• WHAT NEEDS TO BE DONE
Every line holding "username" should be copied from the records below.

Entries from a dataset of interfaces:
[Start of Attachment]
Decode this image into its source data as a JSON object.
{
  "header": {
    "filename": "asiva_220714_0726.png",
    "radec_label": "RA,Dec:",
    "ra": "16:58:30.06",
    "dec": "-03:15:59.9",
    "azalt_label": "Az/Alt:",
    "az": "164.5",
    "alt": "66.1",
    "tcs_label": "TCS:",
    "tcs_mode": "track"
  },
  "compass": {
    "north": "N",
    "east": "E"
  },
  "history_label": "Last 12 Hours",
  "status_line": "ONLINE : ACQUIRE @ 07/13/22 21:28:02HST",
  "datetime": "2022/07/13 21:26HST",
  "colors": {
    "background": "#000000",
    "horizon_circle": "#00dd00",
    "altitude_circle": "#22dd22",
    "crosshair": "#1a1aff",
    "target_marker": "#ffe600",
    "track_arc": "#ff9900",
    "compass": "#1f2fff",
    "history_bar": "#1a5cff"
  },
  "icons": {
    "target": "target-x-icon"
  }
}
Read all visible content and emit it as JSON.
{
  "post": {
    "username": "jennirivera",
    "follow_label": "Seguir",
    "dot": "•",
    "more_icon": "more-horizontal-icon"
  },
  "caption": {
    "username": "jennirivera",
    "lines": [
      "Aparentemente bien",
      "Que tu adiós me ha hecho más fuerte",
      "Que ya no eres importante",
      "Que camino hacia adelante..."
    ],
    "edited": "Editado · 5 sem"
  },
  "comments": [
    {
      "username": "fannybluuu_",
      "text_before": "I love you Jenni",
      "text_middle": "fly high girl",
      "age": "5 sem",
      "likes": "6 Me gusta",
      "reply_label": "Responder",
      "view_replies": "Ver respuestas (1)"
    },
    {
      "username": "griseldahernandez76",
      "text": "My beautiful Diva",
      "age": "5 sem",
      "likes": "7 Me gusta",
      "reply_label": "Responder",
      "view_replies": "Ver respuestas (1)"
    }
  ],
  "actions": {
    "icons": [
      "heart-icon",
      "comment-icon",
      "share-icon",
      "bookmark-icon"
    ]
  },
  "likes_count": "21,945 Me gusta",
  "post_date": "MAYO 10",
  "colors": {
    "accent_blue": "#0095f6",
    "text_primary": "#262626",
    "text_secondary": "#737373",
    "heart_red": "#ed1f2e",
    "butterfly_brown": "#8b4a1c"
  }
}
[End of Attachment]
• TASK RESPONSE
    "username": "jennirivera",
    "username": "jennirivera",
      "username": "fannybluuu_",
      "username": "griseldahernandez76",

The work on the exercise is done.